Ink and wash drawing on European paper of the family of Śiva carried in procession. Gaṇeśa (the smallest image), Subrahmanya with his consorts Valli and Devasena, and Śiva and Pārvatī (the largest group) are carried on a single palanquin by four groups of men. All the murtis (images) are propped up against bolsters: Gaṇeśa, and Subrahmanya with Valli and Devasena, are all standing, while Śiva and Pārvatī are seated on a throne with their shoulders resting against a bolster. The three groups are surrounded by prabhavalis (ornamental arch) surmounted by chhattras (parasols) with fringes of pearls. Gaṇeśa carries in his upper right hand the ankusha (elephant goad) and in his upper left the pasha (noose); his lower right is, possibly, the broken tusk, and the bowl of sweets is in his lower left. Subrahmanya, carries the tanka (? chisel) and the vajra (thunderbolts) in his upper hands while his lower hands are in abhaya and varada mudra. In Śiva’s upper right hand is the leaping mriga (gazelle), and in his left is the damaru (hourglass shaped drum), with a snake wound around its middle; his lower hands are in abhaya and varada mudra. The palanquin is led by a flag bearer, and flanked and followed by torchbearers. Among the crowd around the holy images are men carrying fly whisks, fans and mirrors. Brass ritual vessels are placed at Śiva’s feet, and near the image, a pujari (priest who performs the puja) carries a ghanta (bell) and a vessel.

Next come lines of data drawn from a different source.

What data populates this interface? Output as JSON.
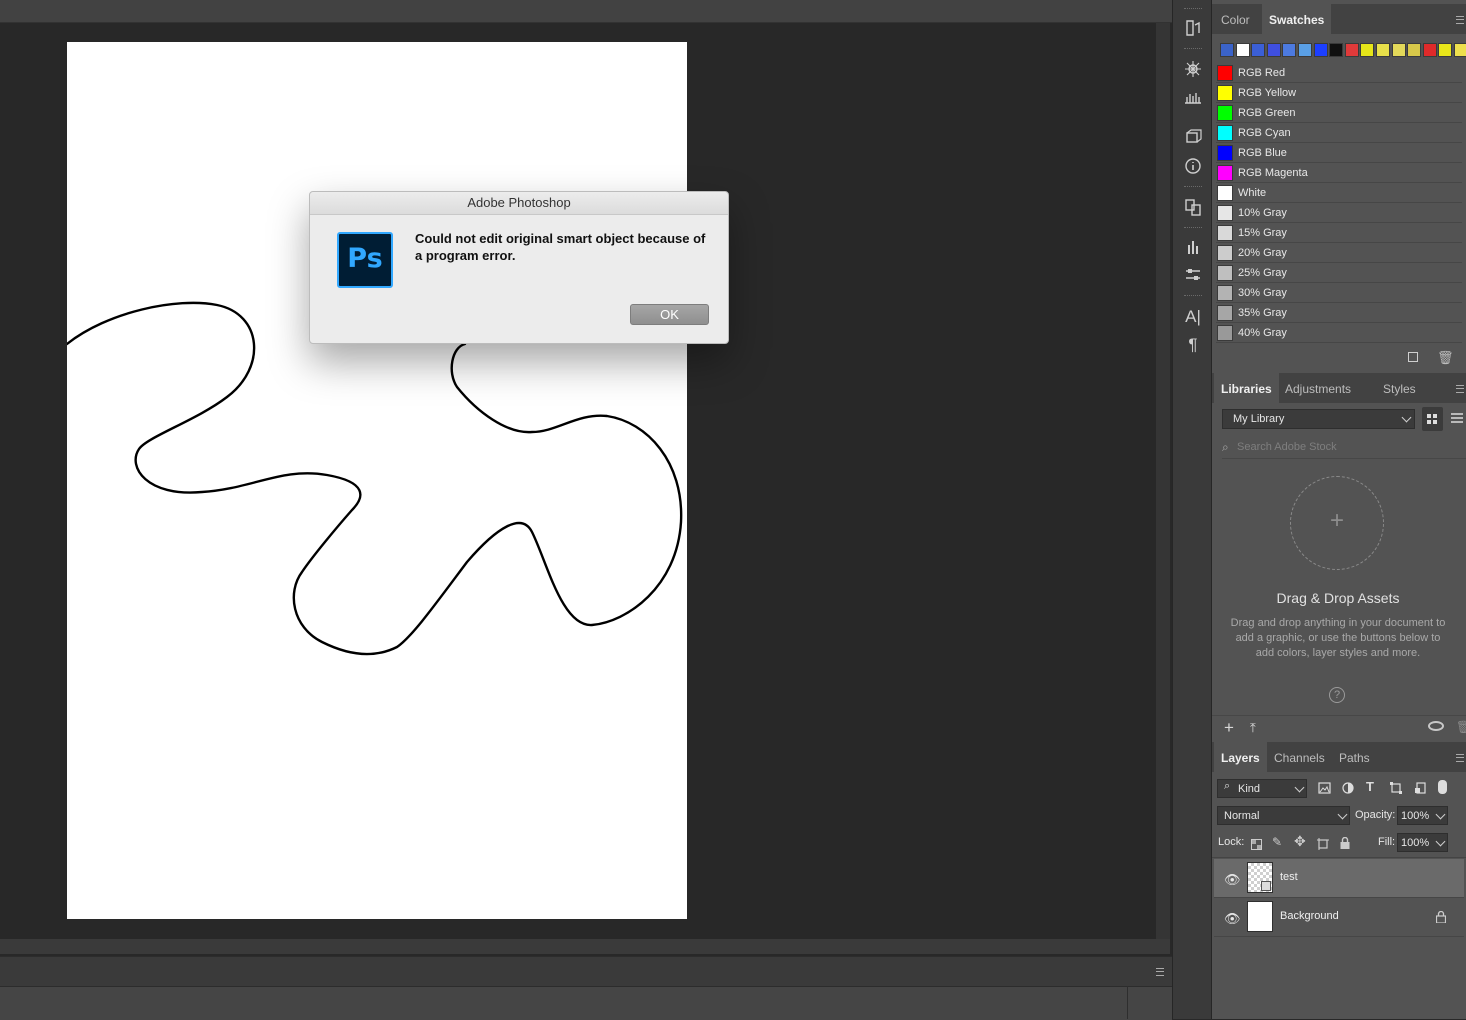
{
  "dialog": {
    "title": "Adobe Photoshop",
    "app_icon_text": "Ps",
    "message": "Could not edit original smart object because of a program error.",
    "ok_label": "OK"
  },
  "swatches_panel": {
    "tabs": [
      "Color",
      "Swatches"
    ],
    "active_tab": "Swatches",
    "recent_colors": [
      "#3b63c9",
      "#ffffff",
      "#3b5fd6",
      "#3f4fe0",
      "#4c7ae0",
      "#5aa0e6",
      "#1c3fff",
      "#101010",
      "#e03a3a",
      "#e6e619",
      "#e8e04a",
      "#e3d95a",
      "#d8c84a",
      "#e02a2a",
      "#e8e619",
      "#eee04e"
    ],
    "items": [
      {
        "name": "RGB Red",
        "color": "#ff0000"
      },
      {
        "name": "RGB Yellow",
        "color": "#ffff00"
      },
      {
        "name": "RGB Green",
        "color": "#00ff00"
      },
      {
        "name": "RGB Cyan",
        "color": "#00ffff"
      },
      {
        "name": "RGB Blue",
        "color": "#0000ff"
      },
      {
        "name": "RGB Magenta",
        "color": "#ff00ff"
      },
      {
        "name": "White",
        "color": "#ffffff"
      },
      {
        "name": "10% Gray",
        "color": "#e6e6e6"
      },
      {
        "name": "15% Gray",
        "color": "#d9d9d9"
      },
      {
        "name": "20% Gray",
        "color": "#cccccc"
      },
      {
        "name": "25% Gray",
        "color": "#bfbfbf"
      },
      {
        "name": "30% Gray",
        "color": "#b3b3b3"
      },
      {
        "name": "35% Gray",
        "color": "#a6a6a6"
      },
      {
        "name": "40% Gray",
        "color": "#999999"
      }
    ]
  },
  "libraries_panel": {
    "tabs": [
      "Libraries",
      "Adjustments",
      "Styles"
    ],
    "active_tab": "Libraries",
    "library_select": "My Library",
    "search_placeholder": "Search Adobe Stock",
    "drop_title": "Drag & Drop Assets",
    "drop_text": "Drag and drop anything in your document to add a graphic, or use the buttons below to add colors, layer styles and more."
  },
  "layers_panel": {
    "tabs": [
      "Layers",
      "Channels",
      "Paths"
    ],
    "active_tab": "Layers",
    "filter_kind": "Kind",
    "blend_mode": "Normal",
    "opacity_label": "Opacity:",
    "opacity_value": "100%",
    "lock_label": "Lock:",
    "fill_label": "Fill:",
    "fill_value": "100%",
    "layers": [
      {
        "name": "test",
        "selected": true,
        "smart_object": true
      },
      {
        "name": "Background",
        "selected": false,
        "locked": true
      }
    ]
  },
  "colors": {
    "workspace_bg": "#282828",
    "panel_bg": "#535353",
    "ps_brand": "#31a8ff"
  }
}
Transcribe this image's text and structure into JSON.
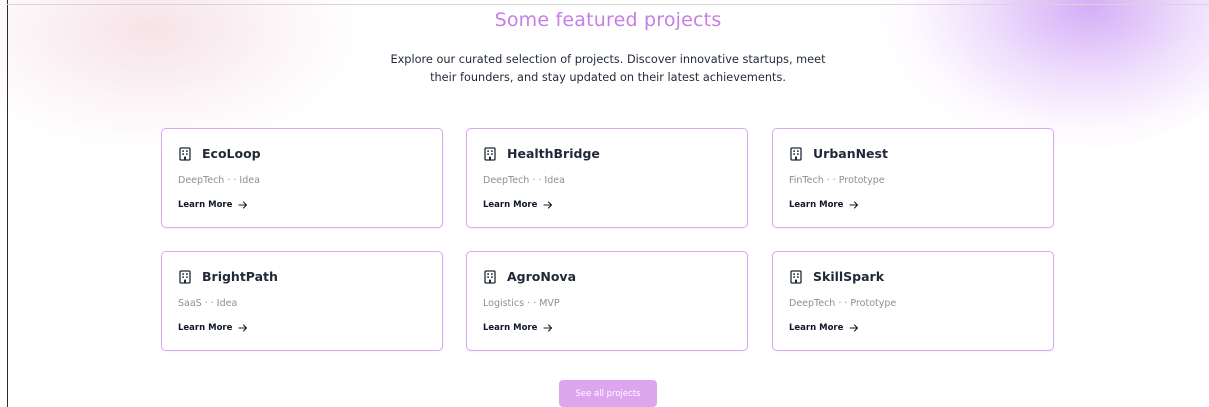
{
  "section": {
    "title": "Some featured projects",
    "intro_line1": "Explore our curated selection of projects. Discover innovative startups, meet",
    "intro_line2": "their founders, and stay updated on their latest achievements."
  },
  "projects": [
    {
      "name": "EcoLoop",
      "meta": "DeepTech · · Idea",
      "cta": "Learn More"
    },
    {
      "name": "HealthBridge",
      "meta": "DeepTech · · Idea",
      "cta": "Learn More"
    },
    {
      "name": "UrbanNest",
      "meta": "FinTech · · Prototype",
      "cta": "Learn More"
    },
    {
      "name": "BrightPath",
      "meta": "SaaS · · Idea",
      "cta": "Learn More"
    },
    {
      "name": "AgroNova",
      "meta": "Logistics · · MVP",
      "cta": "Learn More"
    },
    {
      "name": "SkillSpark",
      "meta": "DeepTech · · Prototype",
      "cta": "Learn More"
    }
  ],
  "see_all_label": "See all projects",
  "icons": {
    "card_icon": "building-icon",
    "cta_icon": "arrow-right-icon"
  },
  "colors": {
    "accent": "#c77de8",
    "card_border": "#d9a8ee",
    "button_bg": "#dca6ef",
    "text_primary": "#1f2937",
    "text_muted": "#8a8f98"
  }
}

- Production date
- 1820-1830 (circa)
Length: 34.70 centimetres
Width: 19.90 centimetres
- Curator's comments
- Dallapiccola 2010:
This painting is from a set of twelve drawings (1990,1029,0.1–7 and 2005,0112,0.1–5) executed in ink and wash on European paper backed on to a page of Persian text. They are originally part of a larger series depicting festivals and ceremonies in the two great sacred complexes sited on Srirangam island: the Shri Ranganatha temple and the Shri Jambukeshvara temple. At some point the set has been split up and the drawings have entered the museum on two separate occasions, in 1990 and 2005. The set focuses on both Vaishnava and Saivite celebrations. This series of drawings reveals the artist’s mastery of the medium and keen eye for detail. With a few strokes of the pen, he was able to evoke the bustle and excitement of a procession, a temple visit or ceremony. The immediacy and liveliness of the figures are unparalleled.
- Not on display
- Exhibition history
2008 Nov 11-2009 Mar 1, Museum Rietberg, Zurich, 'Shiva Nataraja: The Lord of Dance'
2022 16 Feb – 29 May, Seville, Caixa Forum, “Human Image”
2022 28 Jun - 9 Oct, Zaragoza, Caixa Forum, “Human Image”
2021 - 2022 27 Apr – 16 Jan, Madrid, Caixa Forum, “Human Image” STORAGE
2023 4 July - 22 Oct, Barcelona, Caixa Forum, “Human Image” STORAGE
- Acquisition date
- Registration number